Photo Credits: TESSA KOGA / AGGIE
California expands COVID-19 testing to reduce higher deaths, especially among underserved communities
Yolo County now includes state testing for COVID-19 as of May 5, according to a press release. The decision to open new testing sites came after Gov. Gavin Newsom made an announcement regarding making “more than 80 community testing sites across the state focused on underserved communities.”
Community testing is available from 7 a.m. to 7 p.m. Tuesday through Saturday. One testing site, in Woodland, will be operational May 5 to May 30 and the second site, in West Sacramento, will be operational June 2 to June 20.
Jenny Tan, the public information officer at Yolo County’s Public Information Office, discussed the impact that the testing has had so far in Yolo County.
“Last week was the first week that COVID-19 testing was available through the state (OptumServe) and more than 500 people were tested; averaging about 100 people a day,” Tan said via email.
No test results, however, have been received yet, as of May 11, Tan said.
“There may be a delay as the amount of testing ramped up considerably in California last week,” Tan said via email.
According to the press release from Yolo County, testing can only be booked through an appointment by calling the number stated on the press release or through an online application.
Up to 135 people are able to get tested daily by OptumServe, and the results of the tests will be available within 48 to 72 hours, according to the press release.
The testing is not antibody testing, it only tests whether an individual has COVID-19.
“This is not drive-thru so people will need to park and then walk to the building (at the Yolo County Fairgrounds in Woodland),” Tan said via email. “People will also need to wear a face covering.”
Those who have medical insurance will have the cost of the test billed to their medical insurance company, and those without medical insurance will have to pay for the test.
The 80 testing sites — such as the one in Yolo County — were “provided by the State of California Testing Task Force in conjunction with OptumServe,” according to the press release. To decide where these testing sites would be located, the State of California examined urban and rural areas in which residents would have to travel between half an hour to one hour in order to reach a hospital or an existing COVID-19 testing sites.
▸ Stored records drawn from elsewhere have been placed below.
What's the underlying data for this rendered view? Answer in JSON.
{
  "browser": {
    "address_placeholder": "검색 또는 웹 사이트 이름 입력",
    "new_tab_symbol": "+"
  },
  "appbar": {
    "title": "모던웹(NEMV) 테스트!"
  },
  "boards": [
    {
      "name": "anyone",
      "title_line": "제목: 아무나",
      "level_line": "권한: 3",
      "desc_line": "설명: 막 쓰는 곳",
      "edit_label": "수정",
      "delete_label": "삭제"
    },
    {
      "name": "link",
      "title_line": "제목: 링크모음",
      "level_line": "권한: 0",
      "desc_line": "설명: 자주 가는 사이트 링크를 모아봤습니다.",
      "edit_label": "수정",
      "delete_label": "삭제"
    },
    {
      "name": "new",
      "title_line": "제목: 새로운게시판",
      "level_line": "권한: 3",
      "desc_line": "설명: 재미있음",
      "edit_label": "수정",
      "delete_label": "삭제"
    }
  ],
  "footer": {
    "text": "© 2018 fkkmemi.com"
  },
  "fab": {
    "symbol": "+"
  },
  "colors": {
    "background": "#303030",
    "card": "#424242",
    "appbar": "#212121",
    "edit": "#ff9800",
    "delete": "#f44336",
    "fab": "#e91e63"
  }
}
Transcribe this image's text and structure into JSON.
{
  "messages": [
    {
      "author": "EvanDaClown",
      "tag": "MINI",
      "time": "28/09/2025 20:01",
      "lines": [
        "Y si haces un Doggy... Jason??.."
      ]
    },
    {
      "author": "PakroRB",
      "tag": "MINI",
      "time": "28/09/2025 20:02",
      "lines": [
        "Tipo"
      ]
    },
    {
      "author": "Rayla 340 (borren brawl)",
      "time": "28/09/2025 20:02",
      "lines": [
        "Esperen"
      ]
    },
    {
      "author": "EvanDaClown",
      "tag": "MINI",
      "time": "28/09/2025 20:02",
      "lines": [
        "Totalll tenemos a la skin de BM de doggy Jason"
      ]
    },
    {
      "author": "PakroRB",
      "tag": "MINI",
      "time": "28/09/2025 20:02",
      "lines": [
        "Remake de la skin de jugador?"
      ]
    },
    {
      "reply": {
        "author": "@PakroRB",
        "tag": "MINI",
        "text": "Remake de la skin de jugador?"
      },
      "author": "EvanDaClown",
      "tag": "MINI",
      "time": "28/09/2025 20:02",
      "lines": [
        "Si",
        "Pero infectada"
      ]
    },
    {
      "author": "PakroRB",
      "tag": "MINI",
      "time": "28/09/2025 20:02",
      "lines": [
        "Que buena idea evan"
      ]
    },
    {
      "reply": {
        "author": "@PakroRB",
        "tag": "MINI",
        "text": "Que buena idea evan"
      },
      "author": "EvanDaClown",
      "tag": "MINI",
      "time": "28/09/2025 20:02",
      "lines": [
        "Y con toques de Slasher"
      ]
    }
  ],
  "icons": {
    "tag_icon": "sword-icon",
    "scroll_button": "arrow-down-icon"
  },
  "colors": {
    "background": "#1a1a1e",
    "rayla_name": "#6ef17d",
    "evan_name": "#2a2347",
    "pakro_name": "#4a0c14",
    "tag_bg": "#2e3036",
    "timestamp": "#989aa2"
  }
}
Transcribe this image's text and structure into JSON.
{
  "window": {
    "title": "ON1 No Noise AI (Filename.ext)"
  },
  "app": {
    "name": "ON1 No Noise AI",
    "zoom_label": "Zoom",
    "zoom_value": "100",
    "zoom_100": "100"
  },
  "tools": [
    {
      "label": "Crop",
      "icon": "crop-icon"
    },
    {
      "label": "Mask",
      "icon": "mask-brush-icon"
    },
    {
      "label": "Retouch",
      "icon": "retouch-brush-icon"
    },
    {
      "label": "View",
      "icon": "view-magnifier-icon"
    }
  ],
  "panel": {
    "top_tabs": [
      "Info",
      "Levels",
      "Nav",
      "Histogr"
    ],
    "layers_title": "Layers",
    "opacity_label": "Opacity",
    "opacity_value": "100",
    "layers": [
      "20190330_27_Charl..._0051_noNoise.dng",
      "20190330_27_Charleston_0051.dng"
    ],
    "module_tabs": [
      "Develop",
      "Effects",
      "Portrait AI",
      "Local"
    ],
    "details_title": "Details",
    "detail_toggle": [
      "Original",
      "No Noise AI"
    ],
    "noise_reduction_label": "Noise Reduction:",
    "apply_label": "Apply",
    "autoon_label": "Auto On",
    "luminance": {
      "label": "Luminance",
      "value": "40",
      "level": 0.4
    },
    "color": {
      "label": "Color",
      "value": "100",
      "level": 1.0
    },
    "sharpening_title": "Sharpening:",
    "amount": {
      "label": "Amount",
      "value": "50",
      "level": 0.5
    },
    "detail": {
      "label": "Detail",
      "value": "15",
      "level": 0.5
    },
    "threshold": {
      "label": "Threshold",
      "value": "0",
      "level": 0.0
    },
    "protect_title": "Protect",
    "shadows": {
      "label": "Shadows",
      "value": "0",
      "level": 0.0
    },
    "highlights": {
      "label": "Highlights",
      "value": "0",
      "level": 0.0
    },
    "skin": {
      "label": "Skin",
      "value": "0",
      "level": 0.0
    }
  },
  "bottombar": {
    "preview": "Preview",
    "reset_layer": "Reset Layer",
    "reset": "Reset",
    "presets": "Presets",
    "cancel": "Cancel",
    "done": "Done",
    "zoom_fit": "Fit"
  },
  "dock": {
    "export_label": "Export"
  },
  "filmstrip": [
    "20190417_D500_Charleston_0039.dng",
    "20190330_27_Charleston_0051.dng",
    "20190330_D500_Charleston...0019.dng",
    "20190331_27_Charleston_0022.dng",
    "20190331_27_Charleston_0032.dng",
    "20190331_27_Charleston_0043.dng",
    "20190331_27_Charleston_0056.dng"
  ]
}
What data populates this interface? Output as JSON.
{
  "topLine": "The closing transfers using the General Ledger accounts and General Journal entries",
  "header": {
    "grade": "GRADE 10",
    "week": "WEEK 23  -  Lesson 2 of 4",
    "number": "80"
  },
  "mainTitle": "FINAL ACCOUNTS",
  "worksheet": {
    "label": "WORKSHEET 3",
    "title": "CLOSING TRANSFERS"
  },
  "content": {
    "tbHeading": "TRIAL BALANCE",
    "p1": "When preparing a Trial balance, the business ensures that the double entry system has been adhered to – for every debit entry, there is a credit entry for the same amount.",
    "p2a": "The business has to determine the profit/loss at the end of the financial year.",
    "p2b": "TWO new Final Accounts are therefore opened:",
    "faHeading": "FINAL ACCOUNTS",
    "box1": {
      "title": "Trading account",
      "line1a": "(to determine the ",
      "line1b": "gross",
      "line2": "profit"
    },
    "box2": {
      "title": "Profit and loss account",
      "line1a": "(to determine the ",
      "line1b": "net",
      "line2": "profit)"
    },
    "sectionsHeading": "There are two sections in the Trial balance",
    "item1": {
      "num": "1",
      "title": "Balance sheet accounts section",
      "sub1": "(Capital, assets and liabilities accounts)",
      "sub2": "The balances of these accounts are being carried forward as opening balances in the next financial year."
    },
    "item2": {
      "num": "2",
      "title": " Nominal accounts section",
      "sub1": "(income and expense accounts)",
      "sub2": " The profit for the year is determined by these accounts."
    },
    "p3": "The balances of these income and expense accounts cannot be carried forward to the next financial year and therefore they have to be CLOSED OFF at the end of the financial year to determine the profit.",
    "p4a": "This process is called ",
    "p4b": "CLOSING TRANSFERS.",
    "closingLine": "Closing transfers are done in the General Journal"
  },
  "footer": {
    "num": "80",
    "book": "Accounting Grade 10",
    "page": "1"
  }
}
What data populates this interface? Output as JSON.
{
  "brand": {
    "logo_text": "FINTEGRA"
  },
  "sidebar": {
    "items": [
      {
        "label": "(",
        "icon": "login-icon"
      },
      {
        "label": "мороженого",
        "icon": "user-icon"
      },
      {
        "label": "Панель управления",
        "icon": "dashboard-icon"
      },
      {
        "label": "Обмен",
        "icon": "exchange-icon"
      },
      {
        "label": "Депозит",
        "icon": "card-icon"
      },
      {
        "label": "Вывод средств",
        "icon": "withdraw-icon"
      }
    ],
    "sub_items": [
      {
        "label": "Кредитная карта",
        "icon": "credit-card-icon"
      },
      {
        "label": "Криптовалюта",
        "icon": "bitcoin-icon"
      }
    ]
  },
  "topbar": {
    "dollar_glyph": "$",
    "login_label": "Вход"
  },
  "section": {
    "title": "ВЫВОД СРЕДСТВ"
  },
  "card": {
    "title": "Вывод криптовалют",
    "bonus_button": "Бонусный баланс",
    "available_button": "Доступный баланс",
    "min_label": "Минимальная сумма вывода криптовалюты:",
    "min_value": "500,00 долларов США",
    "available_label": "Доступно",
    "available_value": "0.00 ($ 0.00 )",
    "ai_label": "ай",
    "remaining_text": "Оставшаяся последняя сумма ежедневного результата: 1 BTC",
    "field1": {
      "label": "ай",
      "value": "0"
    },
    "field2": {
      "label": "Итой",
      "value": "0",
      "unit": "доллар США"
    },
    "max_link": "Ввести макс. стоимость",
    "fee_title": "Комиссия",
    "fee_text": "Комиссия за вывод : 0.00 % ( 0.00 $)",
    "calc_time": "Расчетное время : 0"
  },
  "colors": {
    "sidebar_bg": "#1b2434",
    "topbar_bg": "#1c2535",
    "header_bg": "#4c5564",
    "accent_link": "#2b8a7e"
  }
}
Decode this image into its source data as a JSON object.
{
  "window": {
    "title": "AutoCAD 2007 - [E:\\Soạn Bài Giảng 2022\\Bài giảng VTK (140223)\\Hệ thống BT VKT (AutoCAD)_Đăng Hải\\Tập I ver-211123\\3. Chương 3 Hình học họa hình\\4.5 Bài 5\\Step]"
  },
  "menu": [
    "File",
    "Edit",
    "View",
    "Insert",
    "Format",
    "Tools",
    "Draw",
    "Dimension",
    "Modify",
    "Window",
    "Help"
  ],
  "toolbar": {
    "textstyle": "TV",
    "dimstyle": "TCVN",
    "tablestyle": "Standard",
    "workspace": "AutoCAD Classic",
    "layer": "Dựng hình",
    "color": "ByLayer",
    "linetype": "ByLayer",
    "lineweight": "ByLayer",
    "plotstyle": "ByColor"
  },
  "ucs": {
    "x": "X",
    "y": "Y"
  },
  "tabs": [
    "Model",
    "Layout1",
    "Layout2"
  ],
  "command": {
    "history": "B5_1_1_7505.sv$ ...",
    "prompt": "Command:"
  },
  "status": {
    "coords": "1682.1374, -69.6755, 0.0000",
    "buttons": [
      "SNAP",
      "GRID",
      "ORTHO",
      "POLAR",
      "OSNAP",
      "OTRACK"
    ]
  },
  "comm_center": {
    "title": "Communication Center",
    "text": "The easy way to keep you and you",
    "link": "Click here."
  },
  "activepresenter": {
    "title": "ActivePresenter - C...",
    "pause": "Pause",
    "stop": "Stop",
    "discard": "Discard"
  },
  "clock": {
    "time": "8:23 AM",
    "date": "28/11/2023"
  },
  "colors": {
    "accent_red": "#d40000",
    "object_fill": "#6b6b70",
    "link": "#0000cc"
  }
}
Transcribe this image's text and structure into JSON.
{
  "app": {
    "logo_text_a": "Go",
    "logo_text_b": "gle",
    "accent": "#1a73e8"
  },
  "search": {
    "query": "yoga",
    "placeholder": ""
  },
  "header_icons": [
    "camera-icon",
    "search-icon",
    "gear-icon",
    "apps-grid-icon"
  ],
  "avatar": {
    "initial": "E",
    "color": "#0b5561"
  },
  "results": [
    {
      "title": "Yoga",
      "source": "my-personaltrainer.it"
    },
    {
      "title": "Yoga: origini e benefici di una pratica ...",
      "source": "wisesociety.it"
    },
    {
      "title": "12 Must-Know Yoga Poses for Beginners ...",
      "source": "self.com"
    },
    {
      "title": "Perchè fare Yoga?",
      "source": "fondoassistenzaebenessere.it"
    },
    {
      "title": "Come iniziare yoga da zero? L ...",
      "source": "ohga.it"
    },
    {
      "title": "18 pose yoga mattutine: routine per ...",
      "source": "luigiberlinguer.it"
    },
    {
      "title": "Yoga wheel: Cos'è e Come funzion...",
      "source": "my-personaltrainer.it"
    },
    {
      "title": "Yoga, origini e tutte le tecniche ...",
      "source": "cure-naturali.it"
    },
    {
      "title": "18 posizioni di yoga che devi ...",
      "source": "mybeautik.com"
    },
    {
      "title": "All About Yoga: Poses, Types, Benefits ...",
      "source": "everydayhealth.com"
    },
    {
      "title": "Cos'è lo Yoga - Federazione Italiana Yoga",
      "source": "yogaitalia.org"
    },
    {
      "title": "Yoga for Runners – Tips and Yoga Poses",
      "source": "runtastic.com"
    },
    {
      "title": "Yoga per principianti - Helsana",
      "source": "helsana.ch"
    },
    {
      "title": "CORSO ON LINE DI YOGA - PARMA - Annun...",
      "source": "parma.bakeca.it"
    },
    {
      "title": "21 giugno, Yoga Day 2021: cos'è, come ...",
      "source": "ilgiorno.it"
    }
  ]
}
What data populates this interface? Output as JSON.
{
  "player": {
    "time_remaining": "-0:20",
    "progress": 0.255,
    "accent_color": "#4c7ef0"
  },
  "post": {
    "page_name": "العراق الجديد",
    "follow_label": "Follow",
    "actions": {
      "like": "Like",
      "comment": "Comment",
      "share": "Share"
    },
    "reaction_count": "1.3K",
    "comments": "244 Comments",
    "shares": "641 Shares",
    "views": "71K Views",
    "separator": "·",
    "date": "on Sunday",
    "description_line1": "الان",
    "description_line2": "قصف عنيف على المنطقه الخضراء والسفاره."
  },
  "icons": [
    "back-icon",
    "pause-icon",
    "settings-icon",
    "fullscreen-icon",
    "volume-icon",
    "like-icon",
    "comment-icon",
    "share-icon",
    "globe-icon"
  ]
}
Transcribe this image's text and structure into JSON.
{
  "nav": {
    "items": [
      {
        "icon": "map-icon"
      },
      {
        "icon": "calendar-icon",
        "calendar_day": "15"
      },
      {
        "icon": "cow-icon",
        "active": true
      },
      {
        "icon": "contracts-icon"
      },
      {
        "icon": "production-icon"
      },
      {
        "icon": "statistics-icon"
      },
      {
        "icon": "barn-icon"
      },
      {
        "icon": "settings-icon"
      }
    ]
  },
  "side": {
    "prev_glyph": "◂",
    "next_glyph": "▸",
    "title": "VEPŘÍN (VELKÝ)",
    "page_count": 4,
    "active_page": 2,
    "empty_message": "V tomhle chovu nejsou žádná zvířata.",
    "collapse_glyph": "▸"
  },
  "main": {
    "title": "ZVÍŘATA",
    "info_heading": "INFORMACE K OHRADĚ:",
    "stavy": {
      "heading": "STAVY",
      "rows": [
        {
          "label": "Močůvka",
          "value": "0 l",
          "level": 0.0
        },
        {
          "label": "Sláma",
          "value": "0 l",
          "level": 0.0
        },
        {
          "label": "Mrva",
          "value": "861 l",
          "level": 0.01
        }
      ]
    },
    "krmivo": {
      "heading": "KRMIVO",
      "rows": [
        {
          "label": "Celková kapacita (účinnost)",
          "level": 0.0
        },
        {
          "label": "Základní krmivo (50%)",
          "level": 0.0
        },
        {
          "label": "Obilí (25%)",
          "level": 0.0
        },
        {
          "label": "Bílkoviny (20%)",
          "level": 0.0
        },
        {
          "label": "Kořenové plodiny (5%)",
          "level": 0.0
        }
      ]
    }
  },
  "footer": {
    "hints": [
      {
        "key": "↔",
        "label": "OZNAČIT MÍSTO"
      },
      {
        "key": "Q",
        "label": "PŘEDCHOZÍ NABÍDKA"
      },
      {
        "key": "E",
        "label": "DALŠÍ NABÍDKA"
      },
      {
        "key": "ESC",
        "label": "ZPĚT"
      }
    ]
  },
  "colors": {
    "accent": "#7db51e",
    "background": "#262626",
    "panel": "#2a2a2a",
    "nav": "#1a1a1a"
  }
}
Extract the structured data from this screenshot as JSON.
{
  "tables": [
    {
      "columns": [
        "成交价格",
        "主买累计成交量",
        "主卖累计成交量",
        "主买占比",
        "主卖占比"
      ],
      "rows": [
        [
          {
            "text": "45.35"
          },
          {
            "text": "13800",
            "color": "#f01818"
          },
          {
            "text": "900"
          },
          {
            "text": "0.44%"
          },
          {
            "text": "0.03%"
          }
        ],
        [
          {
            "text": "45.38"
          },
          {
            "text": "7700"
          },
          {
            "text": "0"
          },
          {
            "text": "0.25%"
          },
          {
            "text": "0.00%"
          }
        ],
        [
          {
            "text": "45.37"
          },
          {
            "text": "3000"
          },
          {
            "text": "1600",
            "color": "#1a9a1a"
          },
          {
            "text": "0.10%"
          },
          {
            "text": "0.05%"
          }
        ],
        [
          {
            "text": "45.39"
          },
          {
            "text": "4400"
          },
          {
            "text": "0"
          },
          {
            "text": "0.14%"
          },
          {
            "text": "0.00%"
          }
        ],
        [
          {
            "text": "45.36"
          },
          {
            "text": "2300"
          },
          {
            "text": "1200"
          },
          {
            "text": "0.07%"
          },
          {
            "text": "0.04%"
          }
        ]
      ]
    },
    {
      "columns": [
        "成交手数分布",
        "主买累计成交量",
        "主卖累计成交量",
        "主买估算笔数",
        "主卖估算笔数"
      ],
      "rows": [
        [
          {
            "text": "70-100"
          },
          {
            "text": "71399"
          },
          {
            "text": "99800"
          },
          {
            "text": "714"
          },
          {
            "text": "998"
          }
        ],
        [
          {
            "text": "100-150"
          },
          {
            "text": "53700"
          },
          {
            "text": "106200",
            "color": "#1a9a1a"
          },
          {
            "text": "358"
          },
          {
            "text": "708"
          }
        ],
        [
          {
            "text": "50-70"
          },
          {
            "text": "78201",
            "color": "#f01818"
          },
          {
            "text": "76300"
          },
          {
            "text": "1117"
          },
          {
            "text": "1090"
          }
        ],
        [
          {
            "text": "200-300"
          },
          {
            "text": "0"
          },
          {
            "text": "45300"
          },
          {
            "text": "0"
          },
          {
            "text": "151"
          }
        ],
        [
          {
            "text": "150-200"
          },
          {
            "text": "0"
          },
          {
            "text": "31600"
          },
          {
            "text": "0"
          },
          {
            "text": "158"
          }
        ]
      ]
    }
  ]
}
“That information was then evaluated based on underserved populations, to address known disparities, and median income, so residents have access to testing regardless of socioeconomic status,” the press release read.
In addition to working with OptumServe to create 80 new testing sites, the state will also be “contracting with Verily […], in partnership with Community Organized Relief Effort (CORE) and with support from Rockefeller Foundation and an anonymous donor, to establish six new community testing sites focused on underserved communities such as farmworkers and communities of color,” according to an announcement from Newsom.
“We know that communities of color are disproportionately affected by COVID-19,” Newsom said. “We must ensure that we are deploying testing equitably in an effort to reduce the higher death rates we are seeing in African American and Latino communities.”
Tan also noted that to mitigate an incline in coronavirus cases, people need to continue following social distance guidelines and wearing facial coverings.
“I think as businesses start to reopen and activities resume that people need to practice social distancing and wear a face covering,” Tan said via email. “One does not substitute the other. Also remembering that you can still get other people sick if you are not showing symptoms and that it is in the best interest of everyone’s health to still stay home as much as possible.”
Written by: Shraddha Jhingan — email@example.com